• Your task:
Output all of the entries exactly as written.

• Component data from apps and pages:
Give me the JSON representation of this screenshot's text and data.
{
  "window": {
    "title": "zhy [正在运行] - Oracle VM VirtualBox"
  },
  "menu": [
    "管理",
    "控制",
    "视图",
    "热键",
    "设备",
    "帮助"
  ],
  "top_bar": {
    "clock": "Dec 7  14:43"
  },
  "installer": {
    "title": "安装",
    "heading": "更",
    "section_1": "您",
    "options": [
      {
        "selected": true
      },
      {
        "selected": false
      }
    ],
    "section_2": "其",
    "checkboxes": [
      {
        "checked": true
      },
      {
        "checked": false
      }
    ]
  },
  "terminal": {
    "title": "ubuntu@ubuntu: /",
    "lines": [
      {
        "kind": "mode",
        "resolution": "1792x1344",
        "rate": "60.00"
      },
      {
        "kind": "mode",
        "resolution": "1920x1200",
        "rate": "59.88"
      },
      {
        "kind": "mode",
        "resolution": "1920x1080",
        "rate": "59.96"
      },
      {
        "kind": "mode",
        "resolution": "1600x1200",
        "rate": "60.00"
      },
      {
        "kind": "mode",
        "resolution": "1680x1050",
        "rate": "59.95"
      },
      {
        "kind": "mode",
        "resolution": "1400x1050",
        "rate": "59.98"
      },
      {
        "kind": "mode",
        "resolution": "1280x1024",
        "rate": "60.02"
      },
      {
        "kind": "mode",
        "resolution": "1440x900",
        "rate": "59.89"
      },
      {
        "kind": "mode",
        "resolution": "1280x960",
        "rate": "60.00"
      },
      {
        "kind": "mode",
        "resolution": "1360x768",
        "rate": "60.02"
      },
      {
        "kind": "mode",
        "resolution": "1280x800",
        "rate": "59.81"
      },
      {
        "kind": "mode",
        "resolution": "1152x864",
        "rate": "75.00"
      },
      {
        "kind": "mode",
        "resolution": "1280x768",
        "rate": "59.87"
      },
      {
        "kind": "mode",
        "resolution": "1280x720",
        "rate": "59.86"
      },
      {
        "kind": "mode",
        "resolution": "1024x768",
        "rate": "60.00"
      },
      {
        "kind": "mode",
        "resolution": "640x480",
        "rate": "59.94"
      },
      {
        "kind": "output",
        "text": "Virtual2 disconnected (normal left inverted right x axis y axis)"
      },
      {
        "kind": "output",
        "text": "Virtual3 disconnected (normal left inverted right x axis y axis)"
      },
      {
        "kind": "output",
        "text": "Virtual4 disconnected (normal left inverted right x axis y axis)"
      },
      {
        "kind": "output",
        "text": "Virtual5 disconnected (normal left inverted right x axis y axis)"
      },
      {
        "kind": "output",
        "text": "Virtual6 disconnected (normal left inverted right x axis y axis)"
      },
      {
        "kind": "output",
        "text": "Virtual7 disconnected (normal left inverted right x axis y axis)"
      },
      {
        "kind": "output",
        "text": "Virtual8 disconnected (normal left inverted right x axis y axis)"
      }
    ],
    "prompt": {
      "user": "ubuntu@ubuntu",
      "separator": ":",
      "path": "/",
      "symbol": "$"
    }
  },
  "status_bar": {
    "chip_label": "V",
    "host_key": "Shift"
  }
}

• Finished task:
Give me the JSON representation of this screenshot's text and data.
{
  "window": {
    "title": "zhy [正在运行] - Oracle VM VirtualBox"
  },
  "menu": [
    "管理",
    "控制",
    "视图",
    "热键",
    "设备",
    "帮助"
  ],
  "top_bar": {
    "clock": "Dec 7  14:43"
  },
  "installer": {
    "title": "安装",
    "heading": "更",
    "section_1": "您",
    "options": [
      {
        "selected": true
      },
      {
        "selected": false
      }
    ],
    "section_2": "其",
    "checkboxes": [
      {
        "checked": true
      },
      {
        "checked": false
      }
    ]
  },
  "terminal": {
    "title": "ubuntu@ubuntu: /",
    "lines": [
      {
        "kind": "mode",
        "resolution": "1792x1344",
        "rate": "60.00"
      },
      {
        "kind": "mode",
        "resolution": "1920x1200",
        "rate": "59.88"
      },
      {
        "kind": "mode",
        "resolution": "1920x1080",
        "rate": "59.96"
      },
      {
        "kind": "mode",
        "resolution": "1600x1200",
        "rate": "60.00"
      },
      {
        "kind": "mode",
        "resolution": "1680x1050",
        "rate": "59.95"
      },
      {
        "kind": "mode",
        "resolution": "1400x1050",
        "rate": "59.98"
      },
      {
        "kind": "mode",
        "resolution": "1280x1024",
        "rate": "60.02"
      },
      {
        "kind": "mode",
        "resolution": "1440x900",
        "rate": "59.89"
      },
      {
        "kind": "mode",
        "resolution": "1280x960",
        "rate": "60.00"
      },
      {
        "kind": "mode",
        "resolution": "1360x768",
        "rate": "60.02"
      },
      {
        "kind": "mode",
        "resolution": "1280x800",
        "rate": "59.81"
      },
      {
        "kind": "mode",
        "resolution": "1152x864",
        "rate": "75.00"
      },
      {
        "kind": "mode",
        "resolution": "1280x768",
        "rate": "59.87"
      },
      {
        "kind": "mode",
        "resolution": "1280x720",
        "rate": "59.86"
      },
      {
        "kind": "mode",
        "resolution": "1024x768",
        "rate": "60.00"
      },
      {
        "kind": "mode",
        "resolution": "640x480",
        "rate": "59.94"
      },
      {
        "kind": "output",
        "text": "Virtual2 disconnected (normal left inverted right x axis y axis)"
      },
      {
        "kind": "output",
        "text": "Virtual3 disconnected (normal left inverted right x axis y axis)"
      },
      {
        "kind": "output",
        "text": "Virtual4 disconnected (normal left inverted right x axis y axis)"
      },
      {
        "kind": "output",
        "text": "Virtual5 disconnected (normal left inverted right x axis y axis)"
      },
      {
        "kind": "output",
        "text": "Virtual6 disconnected (normal left inverted right x axis y axis)"
      },
      {
        "kind": "output",
        "text": "Virtual7 disconnected (normal left inverted right x axis y axis)"
      },
      {
        "kind": "output",
        "text": "Virtual8 disconnected (normal left inverted right x axis y axis)"
      }
    ],
    "prompt": {
      "user": "ubuntu@ubuntu",
      "separator": ":",
      "path": "/",
      "symbol": "$"
    }
  },
  "status_bar": {
    "chip_label": "V",
    "host_key": "Shift"
  }
}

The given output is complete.